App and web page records
◆ ◆ ◆ ◆ ◆

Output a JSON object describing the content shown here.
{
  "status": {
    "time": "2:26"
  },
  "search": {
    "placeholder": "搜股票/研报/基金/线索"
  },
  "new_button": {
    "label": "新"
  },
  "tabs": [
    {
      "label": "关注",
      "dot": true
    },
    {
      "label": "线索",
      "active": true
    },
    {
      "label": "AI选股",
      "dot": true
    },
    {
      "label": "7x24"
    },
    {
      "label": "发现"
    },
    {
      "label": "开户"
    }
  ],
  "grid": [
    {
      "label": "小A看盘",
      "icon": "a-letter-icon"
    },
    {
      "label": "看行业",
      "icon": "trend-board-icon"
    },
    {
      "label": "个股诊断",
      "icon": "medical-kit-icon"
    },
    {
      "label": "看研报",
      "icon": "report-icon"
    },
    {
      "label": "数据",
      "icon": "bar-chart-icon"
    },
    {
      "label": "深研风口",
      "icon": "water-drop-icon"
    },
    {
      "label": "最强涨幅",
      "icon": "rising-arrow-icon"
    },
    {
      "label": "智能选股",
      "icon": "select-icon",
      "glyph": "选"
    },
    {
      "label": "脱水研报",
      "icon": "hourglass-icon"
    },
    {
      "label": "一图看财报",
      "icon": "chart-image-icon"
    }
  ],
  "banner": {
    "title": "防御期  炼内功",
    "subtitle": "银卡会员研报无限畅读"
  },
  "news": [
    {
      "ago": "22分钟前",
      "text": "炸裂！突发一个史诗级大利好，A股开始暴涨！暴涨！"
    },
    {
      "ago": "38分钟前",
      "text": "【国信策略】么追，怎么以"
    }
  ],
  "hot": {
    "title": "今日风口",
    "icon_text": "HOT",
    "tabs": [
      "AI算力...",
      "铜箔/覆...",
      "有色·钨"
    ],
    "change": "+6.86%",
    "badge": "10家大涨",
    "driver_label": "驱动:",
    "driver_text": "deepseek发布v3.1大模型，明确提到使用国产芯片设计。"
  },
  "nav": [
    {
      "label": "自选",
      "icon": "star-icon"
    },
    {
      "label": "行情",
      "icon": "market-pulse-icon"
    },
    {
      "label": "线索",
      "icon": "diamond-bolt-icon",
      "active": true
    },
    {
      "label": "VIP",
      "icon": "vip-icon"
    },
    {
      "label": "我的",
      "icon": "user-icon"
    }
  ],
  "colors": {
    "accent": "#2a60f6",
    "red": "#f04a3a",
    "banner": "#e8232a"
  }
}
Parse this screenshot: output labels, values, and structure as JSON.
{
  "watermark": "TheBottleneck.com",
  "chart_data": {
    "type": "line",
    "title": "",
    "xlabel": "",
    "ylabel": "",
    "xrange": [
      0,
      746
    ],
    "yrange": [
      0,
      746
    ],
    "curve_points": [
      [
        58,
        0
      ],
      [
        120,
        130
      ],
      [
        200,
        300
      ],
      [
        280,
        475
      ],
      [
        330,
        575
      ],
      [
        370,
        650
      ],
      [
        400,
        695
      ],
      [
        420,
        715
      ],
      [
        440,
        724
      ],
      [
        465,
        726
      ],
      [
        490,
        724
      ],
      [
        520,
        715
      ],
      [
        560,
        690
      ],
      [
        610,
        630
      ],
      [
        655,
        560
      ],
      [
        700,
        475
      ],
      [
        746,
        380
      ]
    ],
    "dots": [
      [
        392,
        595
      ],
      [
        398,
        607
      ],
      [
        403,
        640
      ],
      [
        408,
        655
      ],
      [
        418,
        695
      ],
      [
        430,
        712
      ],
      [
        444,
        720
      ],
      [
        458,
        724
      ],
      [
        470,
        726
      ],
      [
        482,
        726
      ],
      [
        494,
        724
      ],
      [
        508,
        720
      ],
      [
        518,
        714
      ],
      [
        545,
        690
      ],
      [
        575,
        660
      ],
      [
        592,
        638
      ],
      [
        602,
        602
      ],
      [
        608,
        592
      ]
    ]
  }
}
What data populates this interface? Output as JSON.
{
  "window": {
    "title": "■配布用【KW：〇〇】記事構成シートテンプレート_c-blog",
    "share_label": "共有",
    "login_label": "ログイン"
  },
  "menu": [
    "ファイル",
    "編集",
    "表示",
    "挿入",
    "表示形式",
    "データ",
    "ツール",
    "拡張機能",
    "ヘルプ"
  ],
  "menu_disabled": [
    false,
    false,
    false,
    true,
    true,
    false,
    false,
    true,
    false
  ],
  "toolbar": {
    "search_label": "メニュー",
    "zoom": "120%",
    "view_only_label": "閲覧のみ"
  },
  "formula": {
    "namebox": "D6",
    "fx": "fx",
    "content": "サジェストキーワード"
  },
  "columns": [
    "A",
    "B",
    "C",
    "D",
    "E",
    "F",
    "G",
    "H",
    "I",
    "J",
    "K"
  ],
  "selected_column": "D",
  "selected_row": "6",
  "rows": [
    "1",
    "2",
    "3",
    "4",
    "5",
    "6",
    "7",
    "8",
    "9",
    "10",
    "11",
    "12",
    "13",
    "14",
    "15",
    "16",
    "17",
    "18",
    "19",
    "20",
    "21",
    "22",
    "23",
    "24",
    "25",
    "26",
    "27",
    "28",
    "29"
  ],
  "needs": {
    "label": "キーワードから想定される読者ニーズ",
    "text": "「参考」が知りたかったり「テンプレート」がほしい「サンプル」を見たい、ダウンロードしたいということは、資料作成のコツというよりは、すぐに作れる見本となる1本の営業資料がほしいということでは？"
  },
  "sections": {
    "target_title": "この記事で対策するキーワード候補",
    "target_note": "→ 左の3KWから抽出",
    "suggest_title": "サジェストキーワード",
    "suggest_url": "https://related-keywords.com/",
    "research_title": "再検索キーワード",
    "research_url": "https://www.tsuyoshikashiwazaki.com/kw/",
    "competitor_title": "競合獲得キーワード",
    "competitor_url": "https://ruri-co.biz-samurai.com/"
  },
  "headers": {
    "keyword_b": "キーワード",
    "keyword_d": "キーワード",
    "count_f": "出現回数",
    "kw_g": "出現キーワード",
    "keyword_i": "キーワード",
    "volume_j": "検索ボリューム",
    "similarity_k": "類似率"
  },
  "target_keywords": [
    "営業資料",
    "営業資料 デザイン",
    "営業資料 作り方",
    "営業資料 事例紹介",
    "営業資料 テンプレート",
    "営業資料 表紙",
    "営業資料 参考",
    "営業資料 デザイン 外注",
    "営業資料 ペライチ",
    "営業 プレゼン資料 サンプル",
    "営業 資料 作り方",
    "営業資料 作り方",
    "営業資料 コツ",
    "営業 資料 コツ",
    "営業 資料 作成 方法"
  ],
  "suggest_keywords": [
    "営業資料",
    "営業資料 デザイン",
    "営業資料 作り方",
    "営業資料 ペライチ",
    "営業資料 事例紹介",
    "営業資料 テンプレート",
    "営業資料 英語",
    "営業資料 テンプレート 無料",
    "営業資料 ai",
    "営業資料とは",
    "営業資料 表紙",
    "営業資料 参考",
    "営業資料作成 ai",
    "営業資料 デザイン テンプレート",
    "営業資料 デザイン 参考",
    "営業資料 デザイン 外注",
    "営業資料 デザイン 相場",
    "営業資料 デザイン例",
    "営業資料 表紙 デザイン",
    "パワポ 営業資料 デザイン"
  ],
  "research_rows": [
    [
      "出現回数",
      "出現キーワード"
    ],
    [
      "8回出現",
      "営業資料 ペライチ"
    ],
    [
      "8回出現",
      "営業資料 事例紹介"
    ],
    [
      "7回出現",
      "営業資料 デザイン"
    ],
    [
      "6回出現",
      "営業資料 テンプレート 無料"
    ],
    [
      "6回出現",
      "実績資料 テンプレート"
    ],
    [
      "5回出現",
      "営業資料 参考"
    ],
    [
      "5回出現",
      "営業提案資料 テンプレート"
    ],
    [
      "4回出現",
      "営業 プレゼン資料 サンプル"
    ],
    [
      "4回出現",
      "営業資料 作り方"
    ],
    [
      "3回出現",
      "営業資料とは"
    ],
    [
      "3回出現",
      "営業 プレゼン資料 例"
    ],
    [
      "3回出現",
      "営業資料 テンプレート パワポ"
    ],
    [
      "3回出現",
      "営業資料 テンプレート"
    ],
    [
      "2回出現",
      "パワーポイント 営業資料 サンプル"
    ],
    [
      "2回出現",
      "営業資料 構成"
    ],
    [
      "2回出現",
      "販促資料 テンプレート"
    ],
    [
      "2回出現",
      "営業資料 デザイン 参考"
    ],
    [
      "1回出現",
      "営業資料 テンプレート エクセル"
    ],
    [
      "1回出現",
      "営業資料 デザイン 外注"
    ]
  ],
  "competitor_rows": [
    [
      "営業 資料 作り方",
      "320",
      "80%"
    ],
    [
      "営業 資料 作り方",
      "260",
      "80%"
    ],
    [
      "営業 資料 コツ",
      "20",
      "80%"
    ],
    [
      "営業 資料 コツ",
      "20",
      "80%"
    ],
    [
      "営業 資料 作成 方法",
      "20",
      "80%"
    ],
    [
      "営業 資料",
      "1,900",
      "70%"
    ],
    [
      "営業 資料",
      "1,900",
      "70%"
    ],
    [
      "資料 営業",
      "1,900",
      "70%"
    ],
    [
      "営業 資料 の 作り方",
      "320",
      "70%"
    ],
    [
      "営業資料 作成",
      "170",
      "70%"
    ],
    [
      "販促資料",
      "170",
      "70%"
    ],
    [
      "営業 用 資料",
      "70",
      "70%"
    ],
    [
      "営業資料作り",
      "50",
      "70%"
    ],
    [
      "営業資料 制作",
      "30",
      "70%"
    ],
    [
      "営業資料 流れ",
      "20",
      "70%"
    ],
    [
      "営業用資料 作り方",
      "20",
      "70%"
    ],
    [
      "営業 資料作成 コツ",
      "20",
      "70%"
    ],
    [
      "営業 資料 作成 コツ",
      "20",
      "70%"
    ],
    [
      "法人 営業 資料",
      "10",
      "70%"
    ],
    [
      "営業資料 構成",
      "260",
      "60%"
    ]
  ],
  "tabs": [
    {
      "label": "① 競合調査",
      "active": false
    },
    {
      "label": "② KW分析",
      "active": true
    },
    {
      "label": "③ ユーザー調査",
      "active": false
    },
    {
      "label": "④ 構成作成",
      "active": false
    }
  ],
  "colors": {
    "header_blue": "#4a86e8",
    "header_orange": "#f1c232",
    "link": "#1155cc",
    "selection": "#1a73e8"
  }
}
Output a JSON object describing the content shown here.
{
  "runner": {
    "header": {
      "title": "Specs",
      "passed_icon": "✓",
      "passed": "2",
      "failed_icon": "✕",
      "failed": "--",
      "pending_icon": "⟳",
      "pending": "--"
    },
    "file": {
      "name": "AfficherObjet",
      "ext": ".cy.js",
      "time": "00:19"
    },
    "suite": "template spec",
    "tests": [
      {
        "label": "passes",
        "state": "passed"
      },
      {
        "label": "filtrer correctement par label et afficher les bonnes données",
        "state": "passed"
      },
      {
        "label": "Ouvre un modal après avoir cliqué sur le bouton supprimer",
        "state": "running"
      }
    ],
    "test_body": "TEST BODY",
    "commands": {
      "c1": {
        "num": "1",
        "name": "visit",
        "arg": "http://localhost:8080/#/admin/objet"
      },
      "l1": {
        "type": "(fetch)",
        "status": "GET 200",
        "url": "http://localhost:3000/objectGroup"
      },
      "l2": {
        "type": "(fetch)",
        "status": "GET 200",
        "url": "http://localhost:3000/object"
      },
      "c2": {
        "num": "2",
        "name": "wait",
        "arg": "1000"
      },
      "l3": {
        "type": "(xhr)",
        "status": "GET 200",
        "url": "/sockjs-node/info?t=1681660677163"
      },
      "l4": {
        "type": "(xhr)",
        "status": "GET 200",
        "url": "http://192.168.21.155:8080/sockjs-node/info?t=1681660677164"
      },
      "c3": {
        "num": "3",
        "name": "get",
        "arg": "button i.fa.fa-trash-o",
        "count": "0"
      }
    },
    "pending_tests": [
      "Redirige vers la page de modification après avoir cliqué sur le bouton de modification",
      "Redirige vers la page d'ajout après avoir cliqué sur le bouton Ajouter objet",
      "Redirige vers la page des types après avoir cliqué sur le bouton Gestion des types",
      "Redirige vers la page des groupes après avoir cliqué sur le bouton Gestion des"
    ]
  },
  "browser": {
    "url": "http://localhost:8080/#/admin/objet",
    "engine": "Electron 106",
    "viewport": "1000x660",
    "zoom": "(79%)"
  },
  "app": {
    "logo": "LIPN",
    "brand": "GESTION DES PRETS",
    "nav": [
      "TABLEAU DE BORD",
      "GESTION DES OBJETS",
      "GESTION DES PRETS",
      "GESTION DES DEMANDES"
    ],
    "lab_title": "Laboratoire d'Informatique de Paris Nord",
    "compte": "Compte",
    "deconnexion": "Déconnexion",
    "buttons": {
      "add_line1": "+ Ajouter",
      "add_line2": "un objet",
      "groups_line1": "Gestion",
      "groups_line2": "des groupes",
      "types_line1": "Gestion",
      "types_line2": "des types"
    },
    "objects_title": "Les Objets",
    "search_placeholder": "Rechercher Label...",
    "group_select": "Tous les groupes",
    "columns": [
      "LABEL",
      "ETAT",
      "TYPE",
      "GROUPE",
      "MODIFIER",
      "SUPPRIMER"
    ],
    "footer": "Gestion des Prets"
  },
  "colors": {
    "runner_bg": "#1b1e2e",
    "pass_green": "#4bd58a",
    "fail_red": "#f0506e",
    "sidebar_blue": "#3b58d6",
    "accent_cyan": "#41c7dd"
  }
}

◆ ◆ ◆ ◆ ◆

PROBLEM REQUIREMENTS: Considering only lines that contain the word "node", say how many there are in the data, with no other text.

YOUR RESPONSE: 2